Rabindranath Maharaj’s new novel, though flawed, is a fiercely imaginative, powerfully written meditation on storytelling, uncertainty, identity, and time. Maharaj, the Trinidadian-Canadian author of The Amazing Absorbing Boy (which won the Trillium Book Award and the Toronto Book Award), is a talented and at times poetic writer whose referential style is rooted in psychological realism but gleefully borrows from a range of forms including comic books, pulp-fiction novels, and low-budget cinema.
The story begins with a nameless narrator recalling the day he awoke in a strange room located within a series of buildings identified only as the Compound, with no memory of who he is or why he is there. His room is outfitted with an escritoire, cash, pens, a bamboo boomerang, and reams of onion-skin paper featuring charcoal drawings of scenes and characters that are simultaneously strange and vaguely familiar to the narrator. From there, we follow the narrator as he wanders the grounds of the Compound and documents the people and weird entities he encounters, characters that pervade Adjacentland’s Möbius strip of a plot.
The energetic story moves forward and then loops back on itself, never losing momentum or purpose but accumulating detail out of the novel’s grim landscape. We soon realize that the narrator is part of a network of extraordinary individuals who occupy various areas and buildings in and around the Compound. These individuals – including a thickly muscled man known as Balzac the Brute – are differentiated by exaggerations in the way they speak, the proportions of their bodies, or their ostentatious costumes. The narrative begins to resemble a graphic novel or storyboards for a film; the narrator’s descriptions mirror the strokes and shading of the charcoal sketches in his room at the Compound.
Adjacentland’s atmosphere is one of confinement, otherness, and even exile. The Compound’s architecture evokes mid-20th-century utilitarianism. Antiquities abound. The narrator explores old train station waiting rooms occupied by doomed men who await the next departure to oblivion. He views short films on a reel-to-reel projector in a railway carriage as mysterious men come and go. The world of the novel is bleak – as if its inhabitants have been lobotomized or had their imaginations sucked out.
Though the atmosphere is often austere and claustrophobic, the imagery Maharaj evokes can be breathtaking. His gift for creating sharp, poignant portraits is a useful counterpoint to the emotional pall that hangs over the characters. At one point, Maharaj breaks away from the narrator’s internal monologue to provide this stunning description: “The moon was full or close to full and the leaves, swaying gently, resembled a pendulum of coins.” There’s no question of Maharaj’s ability to provide flourishes throughout the narrative and the reader will be forgiven for wanting more of these.

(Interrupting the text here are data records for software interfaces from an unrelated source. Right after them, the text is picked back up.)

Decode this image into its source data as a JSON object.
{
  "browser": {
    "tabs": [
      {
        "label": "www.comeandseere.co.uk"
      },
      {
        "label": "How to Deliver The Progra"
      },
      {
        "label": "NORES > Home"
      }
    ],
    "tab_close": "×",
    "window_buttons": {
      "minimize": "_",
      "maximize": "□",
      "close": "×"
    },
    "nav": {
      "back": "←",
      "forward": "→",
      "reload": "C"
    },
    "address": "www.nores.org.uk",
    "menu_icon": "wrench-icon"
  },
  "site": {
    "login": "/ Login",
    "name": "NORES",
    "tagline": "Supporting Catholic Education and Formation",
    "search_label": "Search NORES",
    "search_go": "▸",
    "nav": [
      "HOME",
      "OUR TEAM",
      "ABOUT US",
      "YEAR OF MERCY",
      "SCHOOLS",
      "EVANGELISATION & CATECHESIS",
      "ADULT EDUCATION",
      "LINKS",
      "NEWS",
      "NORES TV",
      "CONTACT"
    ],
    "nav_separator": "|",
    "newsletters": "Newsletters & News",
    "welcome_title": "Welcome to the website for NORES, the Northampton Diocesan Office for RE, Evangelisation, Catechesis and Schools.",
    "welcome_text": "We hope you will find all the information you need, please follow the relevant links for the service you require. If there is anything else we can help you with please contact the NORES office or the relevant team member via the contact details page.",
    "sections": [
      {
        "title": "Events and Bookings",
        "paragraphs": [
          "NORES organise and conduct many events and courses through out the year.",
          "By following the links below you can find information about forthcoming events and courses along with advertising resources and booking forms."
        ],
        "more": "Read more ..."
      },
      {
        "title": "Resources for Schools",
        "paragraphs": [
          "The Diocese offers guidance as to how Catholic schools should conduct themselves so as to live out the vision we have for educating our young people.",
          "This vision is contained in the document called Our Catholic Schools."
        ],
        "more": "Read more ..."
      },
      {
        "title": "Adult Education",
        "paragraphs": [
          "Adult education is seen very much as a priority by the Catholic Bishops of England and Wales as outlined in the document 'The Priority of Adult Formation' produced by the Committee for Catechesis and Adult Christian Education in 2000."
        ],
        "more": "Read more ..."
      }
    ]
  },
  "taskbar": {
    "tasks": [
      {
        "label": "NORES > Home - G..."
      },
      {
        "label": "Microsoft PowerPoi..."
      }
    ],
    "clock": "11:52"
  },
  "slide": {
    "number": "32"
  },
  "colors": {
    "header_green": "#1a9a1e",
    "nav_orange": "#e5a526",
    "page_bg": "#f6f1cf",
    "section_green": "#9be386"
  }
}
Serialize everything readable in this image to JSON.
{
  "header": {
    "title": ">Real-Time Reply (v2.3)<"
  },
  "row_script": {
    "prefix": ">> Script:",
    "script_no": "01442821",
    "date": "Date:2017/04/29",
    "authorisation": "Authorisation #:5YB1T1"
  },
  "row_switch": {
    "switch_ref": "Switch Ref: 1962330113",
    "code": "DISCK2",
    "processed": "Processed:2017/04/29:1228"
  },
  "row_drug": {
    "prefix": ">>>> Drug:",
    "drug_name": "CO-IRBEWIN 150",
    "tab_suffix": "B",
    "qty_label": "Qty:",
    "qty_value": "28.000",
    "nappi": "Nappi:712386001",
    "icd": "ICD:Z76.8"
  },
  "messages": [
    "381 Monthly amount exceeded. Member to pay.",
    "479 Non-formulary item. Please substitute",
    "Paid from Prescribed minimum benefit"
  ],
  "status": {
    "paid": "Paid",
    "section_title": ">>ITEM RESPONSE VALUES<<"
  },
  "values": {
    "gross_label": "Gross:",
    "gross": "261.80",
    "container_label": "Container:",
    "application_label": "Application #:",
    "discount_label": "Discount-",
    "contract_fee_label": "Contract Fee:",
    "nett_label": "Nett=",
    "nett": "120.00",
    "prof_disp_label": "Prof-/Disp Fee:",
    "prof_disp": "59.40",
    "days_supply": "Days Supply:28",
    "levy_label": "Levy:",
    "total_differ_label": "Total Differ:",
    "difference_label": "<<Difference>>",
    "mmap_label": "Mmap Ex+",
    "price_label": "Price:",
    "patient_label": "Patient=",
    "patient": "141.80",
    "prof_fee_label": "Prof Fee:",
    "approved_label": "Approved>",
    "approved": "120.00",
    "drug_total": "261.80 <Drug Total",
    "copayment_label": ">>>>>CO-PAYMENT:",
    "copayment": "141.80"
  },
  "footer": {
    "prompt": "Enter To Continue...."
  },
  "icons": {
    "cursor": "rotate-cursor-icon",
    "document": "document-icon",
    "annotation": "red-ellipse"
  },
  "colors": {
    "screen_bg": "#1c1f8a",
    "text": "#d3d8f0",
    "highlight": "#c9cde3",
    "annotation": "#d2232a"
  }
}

Maharaj has written a novel that embraces and incorporates its influences with gusto. The themes, characters, and tone are drawn from a variety of sources. Alan Moore’s League of Extraordinary Gentlemen, the ragtag carnivalesque grandeur of Ray Bradbury’s Something Wicked This Way Comes, and the diabolical uncertainty of John Fowles’s The Magus all serve as antecedents. Maharaj’s language is deployed with tonal elements similar to Patrick DeWitt’s weird fairy tale Undermajordomo Minor and at points it chimes with the atmospheric poetry that Jeanette Winterson brought to earlier novels like Art and Lies.
Adjacentland shares the same flaws as many of these influences, especially in the material drawn from the graphic novel and film worlds. This shows itself mainly in the sheer number of characters the narrator encounters and the absence of strong, fully realized, and believable female or non-binary figures. The very few who are not male perform little more than acts of exposition or appear as wise and alluring nymphs at the fringes of the story. Even in a fairy-tale environment like the one Maharaj has created, the sheer quantity of cast members does not cover up for a lack of depth. Many readers will require more from a character than a witty moniker and a steampunk costume.
Despite its flaws, Adjacentland is a good novel with flashes of true inspiration. Maharaj has an ambitious vision, though his plundering of different storytelling modes occasionally causes the narrative to overflow. The novel pushes hard to create a wide-angle synthesis of styles and while it doesn’t always succeed, the writing itself provides some beautiful moments.